Problem details: Make an exact copy of the entries that come next.

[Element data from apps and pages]

--------------------------------------------------

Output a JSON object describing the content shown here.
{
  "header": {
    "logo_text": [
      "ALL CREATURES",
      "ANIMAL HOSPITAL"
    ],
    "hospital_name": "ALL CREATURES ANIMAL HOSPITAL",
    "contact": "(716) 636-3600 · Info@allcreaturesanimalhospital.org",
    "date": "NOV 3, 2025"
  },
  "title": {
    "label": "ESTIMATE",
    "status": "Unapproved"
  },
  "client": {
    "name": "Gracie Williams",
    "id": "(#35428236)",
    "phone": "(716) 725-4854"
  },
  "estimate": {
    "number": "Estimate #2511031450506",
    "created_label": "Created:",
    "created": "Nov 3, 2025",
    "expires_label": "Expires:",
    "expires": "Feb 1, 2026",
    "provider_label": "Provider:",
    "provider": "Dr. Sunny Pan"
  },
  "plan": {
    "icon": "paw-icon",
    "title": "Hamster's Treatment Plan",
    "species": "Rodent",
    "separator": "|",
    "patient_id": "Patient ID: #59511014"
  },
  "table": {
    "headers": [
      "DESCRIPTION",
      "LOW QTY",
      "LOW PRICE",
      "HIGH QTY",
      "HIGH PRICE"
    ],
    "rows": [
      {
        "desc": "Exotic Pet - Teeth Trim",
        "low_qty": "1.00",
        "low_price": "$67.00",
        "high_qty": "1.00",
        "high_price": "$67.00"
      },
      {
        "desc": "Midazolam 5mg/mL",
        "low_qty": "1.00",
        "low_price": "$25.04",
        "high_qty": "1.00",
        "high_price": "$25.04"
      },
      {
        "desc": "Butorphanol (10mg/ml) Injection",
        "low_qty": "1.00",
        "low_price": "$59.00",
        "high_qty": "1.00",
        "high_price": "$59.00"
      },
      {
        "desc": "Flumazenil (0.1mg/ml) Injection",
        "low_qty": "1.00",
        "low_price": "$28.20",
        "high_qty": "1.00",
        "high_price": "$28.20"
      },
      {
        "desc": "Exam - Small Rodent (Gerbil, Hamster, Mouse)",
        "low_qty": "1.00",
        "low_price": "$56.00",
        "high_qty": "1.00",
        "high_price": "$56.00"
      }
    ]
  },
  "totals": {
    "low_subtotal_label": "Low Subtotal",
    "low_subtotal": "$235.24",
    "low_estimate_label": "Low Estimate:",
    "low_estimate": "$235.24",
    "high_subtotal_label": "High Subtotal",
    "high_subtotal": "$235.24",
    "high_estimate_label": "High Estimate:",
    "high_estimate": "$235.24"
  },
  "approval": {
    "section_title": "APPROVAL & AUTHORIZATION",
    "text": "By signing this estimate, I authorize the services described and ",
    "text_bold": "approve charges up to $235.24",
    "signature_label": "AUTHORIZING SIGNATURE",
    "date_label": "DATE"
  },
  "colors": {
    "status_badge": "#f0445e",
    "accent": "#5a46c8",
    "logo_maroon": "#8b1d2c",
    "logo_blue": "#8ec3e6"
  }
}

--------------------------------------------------

Response:
Output a JSON object describing the content shown here.
{
  "header": {
    "logo_text": [
      "ALL CREATURES",
      "ANIMAL HOSPITAL"
    ],
    "hospital_name": "ALL CREATURES ANIMAL HOSPITAL",
    "contact": "(716) 636-3600 · Info@allcreaturesanimalhospital.org",
    "date": "NOV 3, 2025"
  },
  "title": {
    "label": "ESTIMATE",
    "status": "Unapproved"
  },
  "client": {
    "name": "Gracie Williams",
    "id": "(#35428236)",
    "phone": "(716) 725-4854"
  },
  "estimate": {
    "number": "Estimate #2511031450506",
    "created_label": "Created:",
    "created": "Nov 3, 2025",
    "expires_label": "Expires:",
    "expires": "Feb 1, 2026",
    "provider_label": "Provider:",
    "provider": "Dr. Sunny Pan"
  },
  "plan": {
    "icon": "paw-icon",
    "title": "Hamster's Treatment Plan",
    "species": "Rodent",
    "separator": "|",
    "patient_id": "Patient ID: #59511014"
  },
  "table": {
    "headers": [
      "DESCRIPTION",
      "LOW QTY",
      "LOW PRICE",
      "HIGH QTY",
      "HIGH PRICE"
    ],
    "rows": [
      {
        "desc": "Exotic Pet - Teeth Trim",
        "low_qty": "1.00",
        "low_price": "$67.00",
        "high_qty": "1.00",
        "high_price": "$67.00"
      },
      {
        "desc": "Midazolam 5mg/mL",
        "low_qty": "1.00",
        "low_price": "$25.04",
        "high_qty": "1.00",
        "high_price": "$25.04"
      },
      {
        "desc": "Butorphanol (10mg/ml) Injection",
        "low_qty": "1.00",
        "low_price": "$59.00",
        "high_qty": "1.00",
        "high_price": "$59.00"
      },
      {
        "desc": "Flumazenil (0.1mg/ml) Injection",
        "low_qty": "1.00",
        "low_price": "$28.20",
        "high_qty": "1.00",
        "high_price": "$28.20"
      },
      {
        "desc": "Exam - Small Rodent (Gerbil, Hamster, Mouse)",
        "low_qty": "1.00",
        "low_price": "$56.00",
        "high_qty": "1.00",
        "high_price": "$56.00"
      }
    ]
  },
  "totals": {
    "low_subtotal_label": "Low Subtotal",
    "low_subtotal": "$235.24",
    "low_estimate_label": "Low Estimate:",
    "low_estimate": "$235.24",
    "high_subtotal_label": "High Subtotal",
    "high_subtotal": "$235.24",
    "high_estimate_label": "High Estimate:",
    "high_estimate": "$235.24"
  },
  "approval": {
    "section_title": "APPROVAL & AUTHORIZATION",
    "text": "By signing this estimate, I authorize the services described and ",
    "text_bold": "approve charges up to $235.24",
    "signature_label": "AUTHORIZING SIGNATURE",
    "date_label": "DATE"
  },
  "colors": {
    "status_badge": "#f0445e",
    "accent": "#5a46c8",
    "logo_maroon": "#8b1d2c",
    "logo_blue": "#8ec3e6"
  }
}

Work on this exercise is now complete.